• [Exercise description]: When you copy the listing, skip the images and return each line verbatim.

• [Source data]:
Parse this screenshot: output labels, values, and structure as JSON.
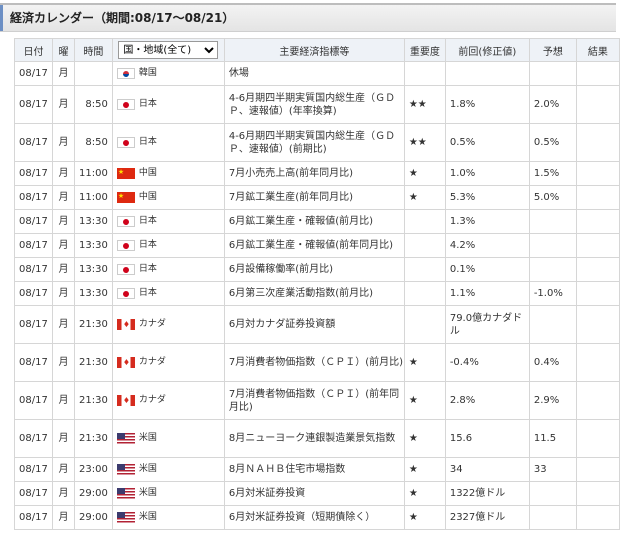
{
  "header": {
    "title": "経済カレンダー（期間:08/17〜08/21）"
  },
  "columns": {
    "date": "日付",
    "weekday": "曜",
    "time": "時間",
    "country_select": "国・地域(全て)",
    "indicator": "主要経済指標等",
    "importance": "重要度",
    "previous": "前回(修正値)",
    "forecast": "予想",
    "result": "結果"
  },
  "rows": [
    {
      "date": "08/17",
      "weekday": "月",
      "time": "",
      "flag": "kr",
      "country": "韓国",
      "indicator": "休場",
      "importance": "",
      "previous": "",
      "forecast": "",
      "result": ""
    },
    {
      "date": "08/17",
      "weekday": "月",
      "time": "8:50",
      "flag": "jp",
      "country": "日本",
      "indicator": "4-6月期四半期実質国内総生産（ＧＤＰ、速報値）(年率換算)",
      "importance": "★★",
      "previous": "1.8%",
      "forecast": "2.0%",
      "result": ""
    },
    {
      "date": "08/17",
      "weekday": "月",
      "time": "8:50",
      "flag": "jp",
      "country": "日本",
      "indicator": "4-6月期四半期実質国内総生産（ＧＤＰ、速報値）(前期比)",
      "importance": "★★",
      "previous": "0.5%",
      "forecast": "0.5%",
      "result": ""
    },
    {
      "date": "08/17",
      "weekday": "月",
      "time": "11:00",
      "flag": "cn",
      "country": "中国",
      "indicator": "7月小売売上高(前年同月比)",
      "importance": "★",
      "previous": "1.0%",
      "forecast": "1.5%",
      "result": ""
    },
    {
      "date": "08/17",
      "weekday": "月",
      "time": "11:00",
      "flag": "cn",
      "country": "中国",
      "indicator": "7月鉱工業生産(前年同月比)",
      "importance": "★",
      "previous": "5.3%",
      "forecast": "5.0%",
      "result": ""
    },
    {
      "date": "08/17",
      "weekday": "月",
      "time": "13:30",
      "flag": "jp",
      "country": "日本",
      "indicator": "6月鉱工業生産・確報値(前月比)",
      "importance": "",
      "previous": "1.3%",
      "forecast": "",
      "result": ""
    },
    {
      "date": "08/17",
      "weekday": "月",
      "time": "13:30",
      "flag": "jp",
      "country": "日本",
      "indicator": "6月鉱工業生産・確報値(前年同月比)",
      "importance": "",
      "previous": "4.2%",
      "forecast": "",
      "result": ""
    },
    {
      "date": "08/17",
      "weekday": "月",
      "time": "13:30",
      "flag": "jp",
      "country": "日本",
      "indicator": "6月設備稼働率(前月比)",
      "importance": "",
      "previous": "0.1%",
      "forecast": "",
      "result": ""
    },
    {
      "date": "08/17",
      "weekday": "月",
      "time": "13:30",
      "flag": "jp",
      "country": "日本",
      "indicator": "6月第三次産業活動指数(前月比)",
      "importance": "",
      "previous": "1.1%",
      "forecast": "-1.0%",
      "result": ""
    },
    {
      "date": "08/17",
      "weekday": "月",
      "time": "21:30",
      "flag": "ca",
      "country": "カナダ",
      "indicator": "6月対カナダ証券投資額",
      "importance": "",
      "previous": "79.0億カナダドル",
      "forecast": "",
      "result": ""
    },
    {
      "date": "08/17",
      "weekday": "月",
      "time": "21:30",
      "flag": "ca",
      "country": "カナダ",
      "indicator": "7月消費者物価指数（ＣＰＩ）(前月比)",
      "importance": "★",
      "previous": "-0.4%",
      "forecast": "0.4%",
      "result": ""
    },
    {
      "date": "08/17",
      "weekday": "月",
      "time": "21:30",
      "flag": "ca",
      "country": "カナダ",
      "indicator": "7月消費者物価指数（ＣＰＩ）(前年同月比)",
      "importance": "★",
      "previous": "2.8%",
      "forecast": "2.9%",
      "result": ""
    },
    {
      "date": "08/17",
      "weekday": "月",
      "time": "21:30",
      "flag": "us",
      "country": "米国",
      "indicator": "8月ニューヨーク連銀製造業景気指数",
      "importance": "★",
      "previous": "15.6",
      "forecast": "11.5",
      "result": ""
    },
    {
      "date": "08/17",
      "weekday": "月",
      "time": "23:00",
      "flag": "us",
      "country": "米国",
      "indicator": "8月ＮＡＨＢ住宅市場指数",
      "importance": "★",
      "previous": "34",
      "forecast": "33",
      "result": ""
    },
    {
      "date": "08/17",
      "weekday": "月",
      "time": "29:00",
      "flag": "us",
      "country": "米国",
      "indicator": "6月対米証券投資",
      "importance": "★",
      "previous": "1322億ドル",
      "forecast": "",
      "result": ""
    },
    {
      "date": "08/17",
      "weekday": "月",
      "time": "29:00",
      "flag": "us",
      "country": "米国",
      "indicator": "6月対米証券投資（短期債除く）",
      "importance": "★",
      "previous": "2327億ドル",
      "forecast": "",
      "result": ""
    }
  ],
  "tall_rows": [
    1,
    2,
    9,
    10,
    11,
    12
  ]
}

• [Written answer]:
Parse this screenshot: output labels, values, and structure as JSON.
{
  "header": {
    "title": "経済カレンダー（期間:08/17〜08/21）"
  },
  "columns": {
    "date": "日付",
    "weekday": "曜",
    "time": "時間",
    "country_select": "国・地域(全て)",
    "indicator": "主要経済指標等",
    "importance": "重要度",
    "previous": "前回(修正値)",
    "forecast": "予想",
    "result": "結果"
  },
  "rows": [
    {
      "date": "08/17",
      "weekday": "月",
      "time": "",
      "flag": "kr",
      "country": "韓国",
      "indicator": "休場",
      "importance": "",
      "previous": "",
      "forecast": "",
      "result": ""
    },
    {
      "date": "08/17",
      "weekday": "月",
      "time": "8:50",
      "flag": "jp",
      "country": "日本",
      "indicator": "4-6月期四半期実質国内総生産（ＧＤＰ、速報値）(年率換算)",
      "importance": "★★",
      "previous": "1.8%",
      "forecast": "2.0%",
      "result": ""
    },
    {
      "date": "08/17",
      "weekday": "月",
      "time": "8:50",
      "flag": "jp",
      "country": "日本",
      "indicator": "4-6月期四半期実質国内総生産（ＧＤＰ、速報値）(前期比)",
      "importance": "★★",
      "previous": "0.5%",
      "forecast": "0.5%",
      "result": ""
    },
    {
      "date": "08/17",
      "weekday": "月",
      "time": "11:00",
      "flag": "cn",
      "country": "中国",
      "indicator": "7月小売売上高(前年同月比)",
      "importance": "★",
      "previous": "1.0%",
      "forecast": "1.5%",
      "result": ""
    },
    {
      "date": "08/17",
      "weekday": "月",
      "time": "11:00",
      "flag": "cn",
      "country": "中国",
      "indicator": "7月鉱工業生産(前年同月比)",
      "importance": "★",
      "previous": "5.3%",
      "forecast": "5.0%",
      "result": ""
    },
    {
      "date": "08/17",
      "weekday": "月",
      "time": "13:30",
      "flag": "jp",
      "country": "日本",
      "indicator": "6月鉱工業生産・確報値(前月比)",
      "importance": "",
      "previous": "1.3%",
      "forecast": "",
      "result": ""
    },
    {
      "date": "08/17",
      "weekday": "月",
      "time": "13:30",
      "flag": "jp",
      "country": "日本",
      "indicator": "6月鉱工業生産・確報値(前年同月比)",
      "importance": "",
      "previous": "4.2%",
      "forecast": "",
      "result": ""
    },
    {
      "date": "08/17",
      "weekday": "月",
      "time": "13:30",
      "flag": "jp",
      "country": "日本",
      "indicator": "6月設備稼働率(前月比)",
      "importance": "",
      "previous": "0.1%",
      "forecast": "",
      "result": ""
    },
    {
      "date": "08/17",
      "weekday": "月",
      "time": "13:30",
      "flag": "jp",
      "country": "日本",
      "indicator": "6月第三次産業活動指数(前月比)",
      "importance": "",
      "previous": "1.1%",
      "forecast": "-1.0%",
      "result": ""
    },
    {
      "date": "08/17",
      "weekday": "月",
      "time": "21:30",
      "flag": "ca",
      "country": "カナダ",
      "indicator": "6月対カナダ証券投資額",
      "importance": "",
      "previous": "79.0億カナダドル",
      "forecast": "",
      "result": ""
    },
    {
      "date": "08/17",
      "weekday": "月",
      "time": "21:30",
      "flag": "ca",
      "country": "カナダ",
      "indicator": "7月消費者物価指数（ＣＰＩ）(前月比)",
      "importance": "★",
      "previous": "-0.4%",
      "forecast": "0.4%",
      "result": ""
    },
    {
      "date": "08/17",
      "weekday": "月",
      "time": "21:30",
      "flag": "ca",
      "country": "カナダ",
      "indicator": "7月消費者物価指数（ＣＰＩ）(前年同月比)",
      "importance": "★",
      "previous": "2.8%",
      "forecast": "2.9%",
      "result": ""
    },
    {
      "date": "08/17",
      "weekday": "月",
      "time": "21:30",
      "flag": "us",
      "country": "米国",
      "indicator": "8月ニューヨーク連銀製造業景気指数",
      "importance": "★",
      "previous": "15.6",
      "forecast": "11.5",
      "result": ""
    },
    {
      "date": "08/17",
      "weekday": "月",
      "time": "23:00",
      "flag": "us",
      "country": "米国",
      "indicator": "8月ＮＡＨＢ住宅市場指数",
      "importance": "★",
      "previous": "34",
      "forecast": "33",
      "result": ""
    },
    {
      "date": "08/17",
      "weekday": "月",
      "time": "29:00",
      "flag": "us",
      "country": "米国",
      "indicator": "6月対米証券投資",
      "importance": "★",
      "previous": "1322億ドル",
      "forecast": "",
      "result": ""
    },
    {
      "date": "08/17",
      "weekday": "月",
      "time": "29:00",
      "flag": "us",
      "country": "米国",
      "indicator": "6月対米証券投資（短期債除く）",
      "importance": "★",
      "previous": "2327億ドル",
      "forecast": "",
      "result": ""
    }
  ],
  "tall_rows": [
    1,
    2,
    9,
    10,
    11,
    12
  ]
}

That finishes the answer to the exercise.